I commend Tower Hamlets for its efforts to keep the borough clean. I congratulate Victoria Prentis—I apologise for not informing her that I would be mentioning her—and Keep Britain Tidy on the Great British spring clean, which is an excellent initiative. Support has been growing exponentially among local authorities, and I look forward to supporting her again next year. Keep Britain Tidy’s strong work continues, especially on fly-tipping.

Jesse Norman, as Minister for road safety, had been expected to make a renewed road safety statement soon. The fall in the number of people killed and seriously injured on our roads has stagnated for a number of years, and the new statement is anticipated eagerly. It has been promised for some months, and it is certainly imminent. We look forward to it.

I have notes of congratulation on two retirements. Colonel Dick Harrold has served as governor of the Tower of London since 2014, and he ends his service next year. The Tower of London is in my constituency and forms its western boundary. I could not have a stronger redoubt than the Tower of London to protect me from the rest of the capital. Dick Harrold has done an excellent job, and I wish him every success and happiness, and a long retirement.

I also congratulate Philippa Helme, one of our Clerks. Many tributes were paid to her earlier. She stopped me in the corridor this morning to wish me well on a piece of work I have been engaged in for a number of years, and it is a measure of her kindness and generosity that she wished me good luck. She is going to sail around Britain for the next three months with her husband, and I wish her every happiness in her retirement and safe sailing.

Philippa Helme is escaping at a good time. As Sir David Amess said, the House is not a very nice place at the moment. This is the longest Session since the 17th century and the least productive since 1926, according to recent media reports. I am reassured by his comments that it is not just me, because I do not think this is a good place to work at the moment. I have loved my job more than I do at present, just as I loved my job at London fire brigade. The stress, the pressure and the expectations on all of us are very great. Relationships are fracturing and there are all kinds of fallout. I think we are letting down our citizens, and we need to do better.

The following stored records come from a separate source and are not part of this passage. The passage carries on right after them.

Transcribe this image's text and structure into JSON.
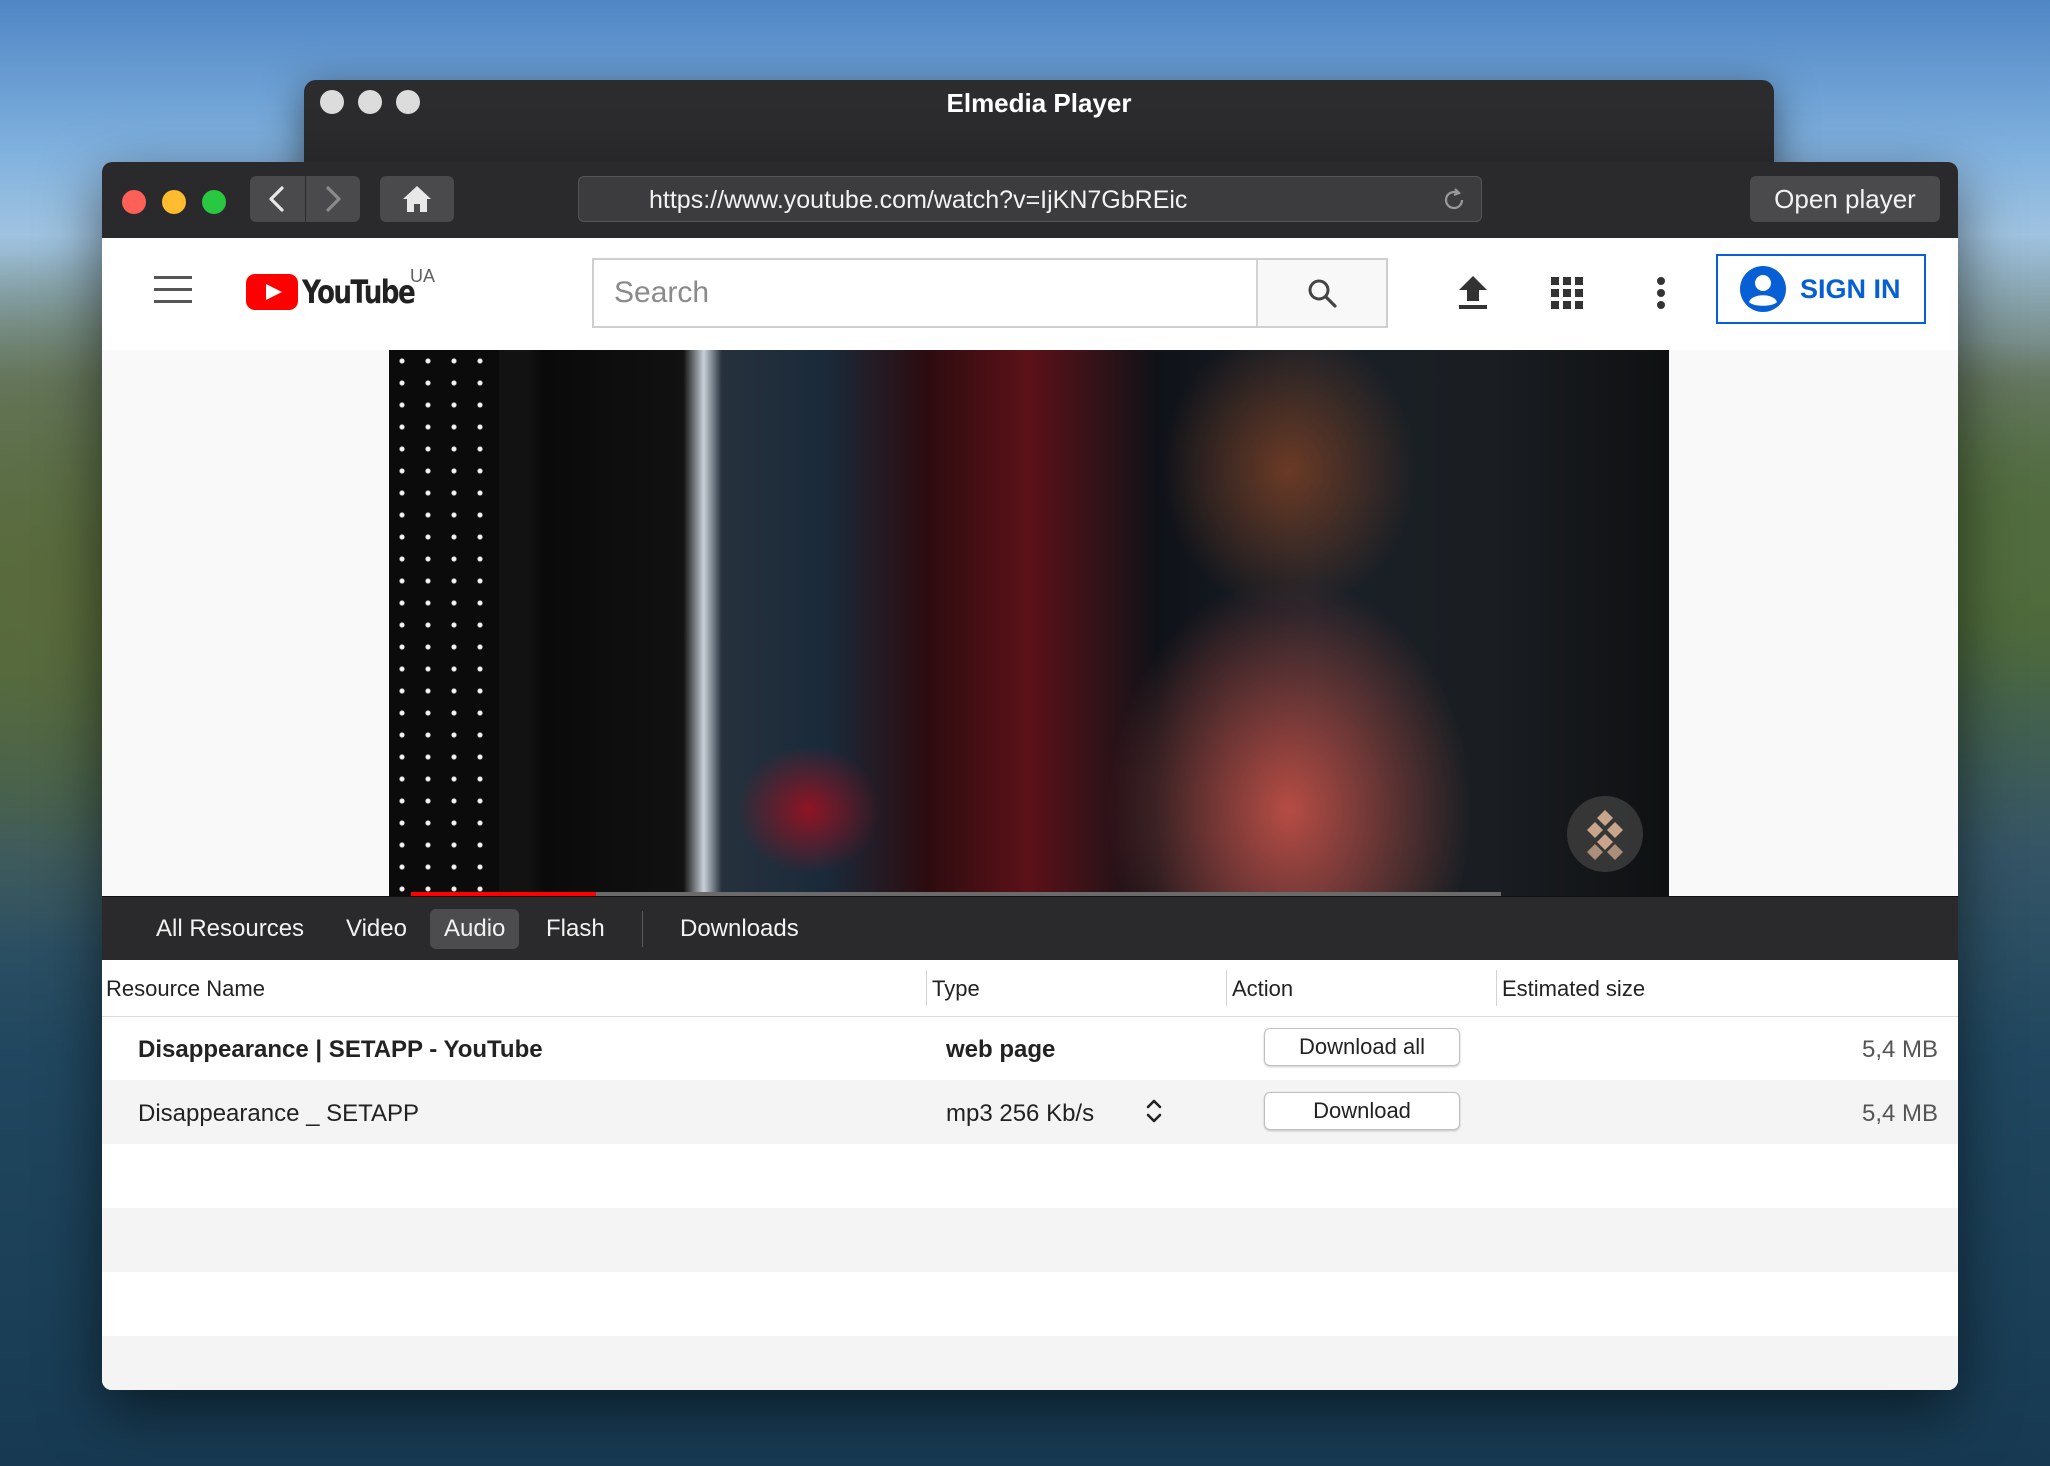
{
  "back_window": {
    "title": "Elmedia Player"
  },
  "toolbar": {
    "url": "https://www.youtube.com/watch?v=IjKN7GbREic",
    "open_player_label": "Open player"
  },
  "youtube": {
    "logo_text": "YouTube",
    "country": "UA",
    "search_placeholder": "Search",
    "sign_in_label": "SIGN IN",
    "video_progress_fraction": 0.17
  },
  "resource_tabs": [
    {
      "label": "All Resources",
      "active": false
    },
    {
      "label": "Video",
      "active": false
    },
    {
      "label": "Audio",
      "active": true
    },
    {
      "label": "Flash",
      "active": false
    },
    {
      "label": "Downloads",
      "active": false
    }
  ],
  "table": {
    "columns": [
      "Resource Name",
      "Type",
      "Action",
      "Estimated size"
    ],
    "rows": [
      {
        "name": "Disappearance | SETAPP - YouTube",
        "type": "web page",
        "action": "Download all",
        "size": "5,4 MB"
      },
      {
        "name": "Disappearance _ SETAPP",
        "type": "mp3 256 Kb/s",
        "action": "Download",
        "size": "5,4 MB"
      }
    ]
  },
  "colors": {
    "accent_blue": "#065fd4",
    "youtube_red": "#ff0000",
    "toolbar_dark": "#2a2a2c"
  }
}
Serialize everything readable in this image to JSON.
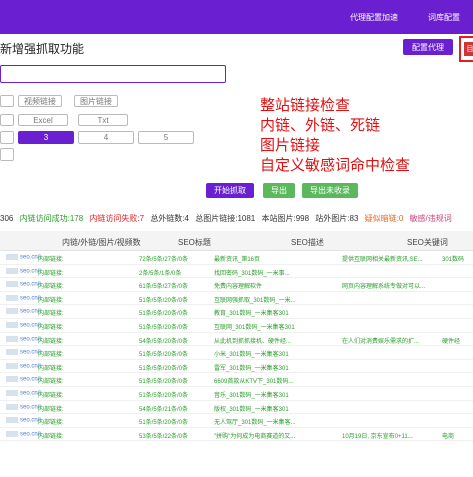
{
  "nav": {
    "proxy_config": "代理配置加速",
    "library": "词库配置"
  },
  "page_title": "新增强抓取功能",
  "toolbar": {
    "proxy_button": "配置代理",
    "red_box_label": "目"
  },
  "url_input": {
    "value": "",
    "placeholder": ""
  },
  "type_filters": [
    "",
    "视频链接",
    "图片链接"
  ],
  "format_options": [
    "",
    "Excel",
    "Txt"
  ],
  "depth_options": [
    "",
    "3",
    "4",
    "5"
  ],
  "selected_depth": "3",
  "actions": {
    "start": "开始抓取",
    "export": "导出",
    "export_unindexed": "导出未收录"
  },
  "annotation_lines": [
    "整站链接检查",
    "内链、外链、死链",
    "图片链接",
    "自定义敏感词命中检查"
  ],
  "stats": [
    {
      "text": "306",
      "tone": "normal"
    },
    {
      "text": "内链访问成功:178",
      "tone": "green"
    },
    {
      "text": "内链访问失败:7",
      "tone": "red"
    },
    {
      "text": "总外链数:4",
      "tone": "normal"
    },
    {
      "text": "总图片链接:1081",
      "tone": "normal"
    },
    {
      "text": "本站图片:998",
      "tone": "normal"
    },
    {
      "text": "站外图片:83",
      "tone": "normal"
    },
    {
      "text": "疑似暗链:0",
      "tone": "orange"
    },
    {
      "text": "敏感/违规词",
      "tone": "pink"
    }
  ],
  "table": {
    "headers": [
      "内链/外链/图片/视频数",
      "SEO标题",
      "SEO描述",
      "SEO关键词"
    ],
    "rows": [
      {
        "url": "seo.cn/i",
        "type": "内部链接:",
        "counts": "72条/5条/27条/0条",
        "title": "最新资讯_第16页",
        "desc": "提供互联网相关最新资讯,SE...",
        "kw": "301数码"
      },
      {
        "url": "seo.cn/i",
        "type": "内部链接:",
        "counts": "2条/5条/1条/0条",
        "title": "找回密码_301数码_一米事...",
        "desc": "",
        "kw": ""
      },
      {
        "url": "seo.cn/i",
        "type": "内部链接:",
        "counts": "61条/5条/27条/0条",
        "title": "免费内容理解软件",
        "desc": "网页内容理解系统专做对可以...",
        "kw": ""
      },
      {
        "url": "seo.cn/i",
        "type": "内部链接:",
        "counts": "51条/5条/20条/0条",
        "title": "互联网强抓取_301数码_一米...",
        "desc": "",
        "kw": ""
      },
      {
        "url": "seo.cn/i",
        "type": "内部链接:",
        "counts": "51条/5条/20条/0条",
        "title": "教育_301数码_一米集客301",
        "desc": "",
        "kw": ""
      },
      {
        "url": "seo.cn/i",
        "type": "内部链接:",
        "counts": "51条/5条/20条/0条",
        "title": "互联网_301数码_一米集客301",
        "desc": "",
        "kw": ""
      },
      {
        "url": "seo.cn/i",
        "type": "内部链接:",
        "counts": "54条/5条/20条/0条",
        "title": "从此机到抓抓接机、硬件经...",
        "desc": "在人们对消费娱乐需求的扩...",
        "kw": "硬件经"
      },
      {
        "url": "seo.cn/i",
        "type": "内部链接:",
        "counts": "51条/5条/20条/0条",
        "title": "小米_301数码_一米集客301",
        "desc": "",
        "kw": ""
      },
      {
        "url": "seo.cn/i",
        "type": "内部链接:",
        "counts": "51条/5条/20条/0条",
        "title": "雷军_301数码_一米集客301",
        "desc": "",
        "kw": ""
      },
      {
        "url": "seo.cn/i",
        "type": "内部链接:",
        "counts": "51条/5条/20条/0条",
        "title": "6609首款从KTV下_301数码...",
        "desc": "",
        "kw": ""
      },
      {
        "url": "seo.cn/i",
        "type": "内部链接:",
        "counts": "51条/5条/20条/0条",
        "title": "音乐_301数码_一米集客301",
        "desc": "",
        "kw": ""
      },
      {
        "url": "seo.cn/i",
        "type": "内部链接:",
        "counts": "54条/5条/21条/0条",
        "title": "版权_301数码_一米集客301",
        "desc": "",
        "kw": ""
      },
      {
        "url": "seo.cn/i",
        "type": "内部链接:",
        "counts": "51条/5条/20条/0条",
        "title": "无人驾厅_301数码_一米集客...",
        "desc": "",
        "kw": ""
      },
      {
        "url": "seo.cn/i",
        "type": "内部链接:",
        "counts": "53条/5条/22条/0条",
        "title": "\"拼购\"为何成为电商赛道的又...",
        "desc": "10月19日, 京东宣布0+11...",
        "kw": "电商"
      }
    ]
  }
}
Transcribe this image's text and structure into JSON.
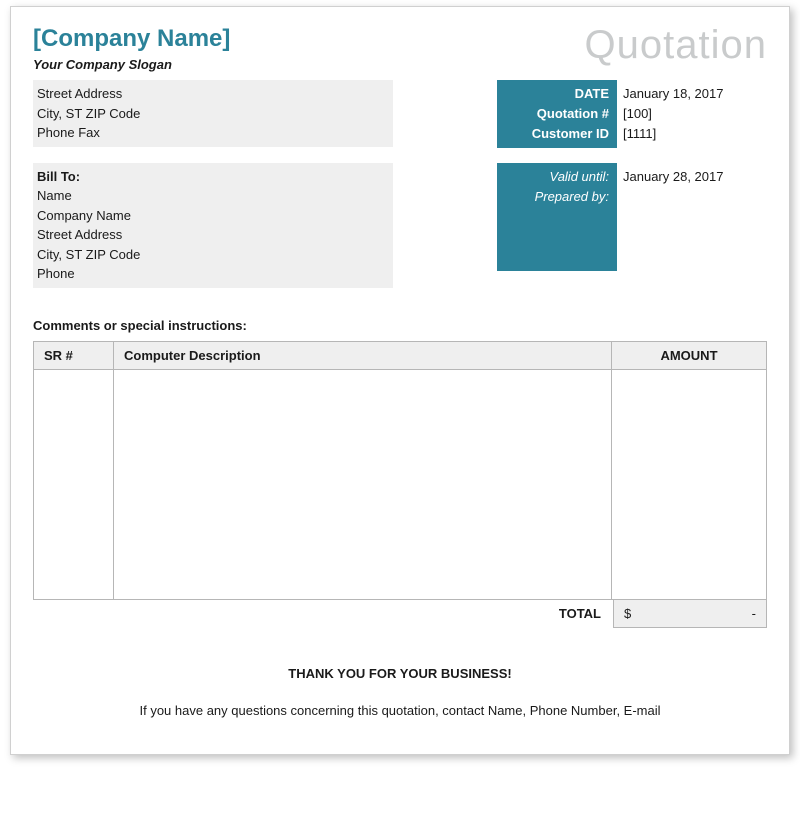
{
  "header": {
    "company_name": "[Company Name]",
    "slogan": "Your Company Slogan",
    "doc_title": "Quotation"
  },
  "company_address": {
    "line1": "Street Address",
    "line2": "City, ST  ZIP Code",
    "line3": "Phone    Fax"
  },
  "quote_meta": {
    "date_label": "DATE",
    "date_value": "January 18, 2017",
    "num_label": "Quotation #",
    "num_value": "[100]",
    "cust_label": "Customer ID",
    "cust_value": "[1111]"
  },
  "bill_to": {
    "heading": "Bill To:",
    "line1": "Name",
    "line2": "Company Name",
    "line3": "Street Address",
    "line4": "City, ST  ZIP Code",
    "line5": "Phone"
  },
  "validity": {
    "valid_label": "Valid until:",
    "valid_value": "January 28, 2017",
    "prep_label": "Prepared by:",
    "prep_value": ""
  },
  "comments_heading": "Comments or special instructions:",
  "table": {
    "col_sr": "SR #",
    "col_desc": "Computer Description",
    "col_amt": "AMOUNT"
  },
  "totals": {
    "label": "TOTAL",
    "currency": "$",
    "value": "-"
  },
  "thanks": "THANK YOU FOR YOUR BUSINESS!",
  "footer": "If you have any questions concerning this quotation, contact Name, Phone Number, E-mail"
}
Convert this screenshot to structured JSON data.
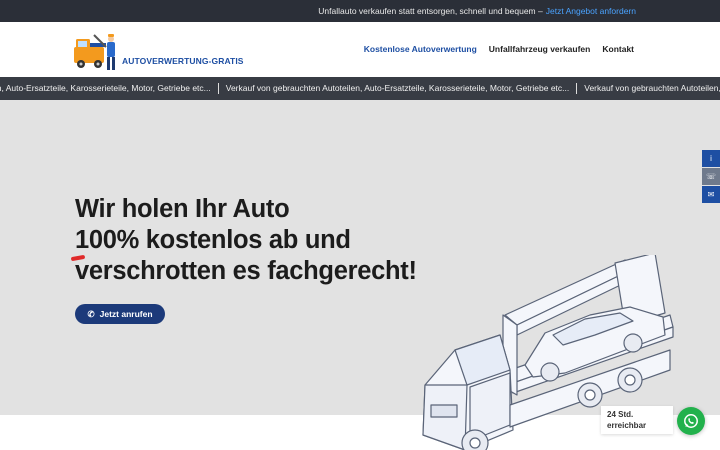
{
  "topbar": {
    "text": "Unfallauto verkaufen statt entsorgen, schnell und bequem –",
    "link": "Jetzt Angebot anfordern"
  },
  "logo": {
    "text": "AUTOVERWERTUNG-GRATIS"
  },
  "nav": {
    "items": [
      {
        "label": "Kostenlose Autoverwertung",
        "active": true
      },
      {
        "label": "Unfallfahrzeug verkaufen",
        "active": false
      },
      {
        "label": "Kontakt",
        "active": false
      }
    ]
  },
  "ticker": {
    "items": [
      "en, Auto-Ersatzteile, Karosserieteile, Motor, Getriebe etc...",
      "Verkauf von gebrauchten Autoteilen, Auto-Ersatzteile, Karosserieteile, Motor, Getriebe etc...",
      "Verkauf von gebrauchten Autoteilen, Auto-Ersatzteile, Karosserieteile, Motor, Getriebe etc..."
    ]
  },
  "hero": {
    "line1": "Wir holen Ihr Auto",
    "line2": "100% kostenlos ab und",
    "line3": "verschrotten es fachgerecht!",
    "cta": "Jetzt anrufen"
  },
  "side_buttons": [
    {
      "icon": "info-icon",
      "glyph": "i",
      "color": "#1e4fa3"
    },
    {
      "icon": "phone-icon",
      "glyph": "☏",
      "color": "#6f7a8c"
    },
    {
      "icon": "mail-icon",
      "glyph": "✉",
      "color": "#1e4fa3"
    }
  ],
  "chat": {
    "line1": "24 Std.",
    "line2": "erreichbar"
  },
  "colors": {
    "brand": "#1e4fa3",
    "cta": "#1c3a7a",
    "topbar": "#2b2f38",
    "ticker": "#383c44",
    "hero_bg": "#e2e2e2",
    "whatsapp": "#22b14c",
    "accent_red": "#e02a2a"
  }
}
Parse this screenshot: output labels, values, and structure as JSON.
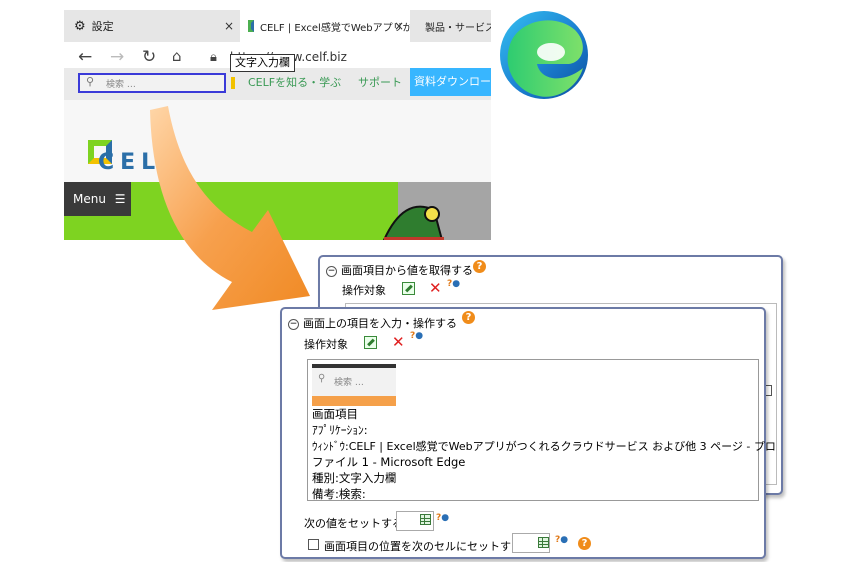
{
  "browser": {
    "tabs": [
      {
        "label": "設定",
        "icon": "gear-icon"
      },
      {
        "label": "CELF | Excel感覚でWebアプリがつくれ",
        "icon": "celf-favicon"
      },
      {
        "label": "製品・サービス",
        "icon": "site-favicon"
      }
    ],
    "tab_close": "×",
    "url": "https://www.celf.biz",
    "search_placeholder": "検索 …",
    "tooltip": "文字入力欄",
    "nav_links": [
      "CELFを知る・学ぶ",
      "サポート"
    ],
    "download_button": "資料ダウンロード",
    "logo_text": "CELF",
    "menu_label": "Menu"
  },
  "panel_back": {
    "title": "画面項目から値を取得する",
    "target_label": "操作対象"
  },
  "panel_front": {
    "title": "画面上の項目を入力・操作する",
    "target_label": "操作対象",
    "thumb_placeholder": "検索 …",
    "info_lines": [
      "画面項目",
      "ｱﾌﾟﾘｹｰｼｮﾝ:",
      "ｳｨﾝﾄﾞｳ:CELF | Excel感覚でWebアプリがつくれるクラウドサービス および他 3 ページ - プロ",
      "ファイル 1 - Microsoft Edge",
      "種別:文字入力欄",
      "備考:検索:"
    ],
    "set_value_label": "次の値をセットする",
    "set_position_label": "画面項目の位置を次のセルにセットする"
  },
  "colors": {
    "accent_orange": "#f5a04a",
    "panel_border": "#6c7aa6",
    "celf_green": "#7ed321",
    "download_blue": "#38b6ff"
  }
}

I somewhat echo the words of Stephen Kerr in saying that good governance is not assisted by pointing our finger at others, whether that is within our parties or across the Chamber, or whether we are blaming somebody else. We are paid to sort out these problems, and we are not doing our job, which reflects badly on all of us. Perhaps when we come back after Whitsun—I mean no disrespect—the Conservative party and Parliament will sort themselves out and we can provide the leadership that this great nation needs and that we are currently failing to deliver.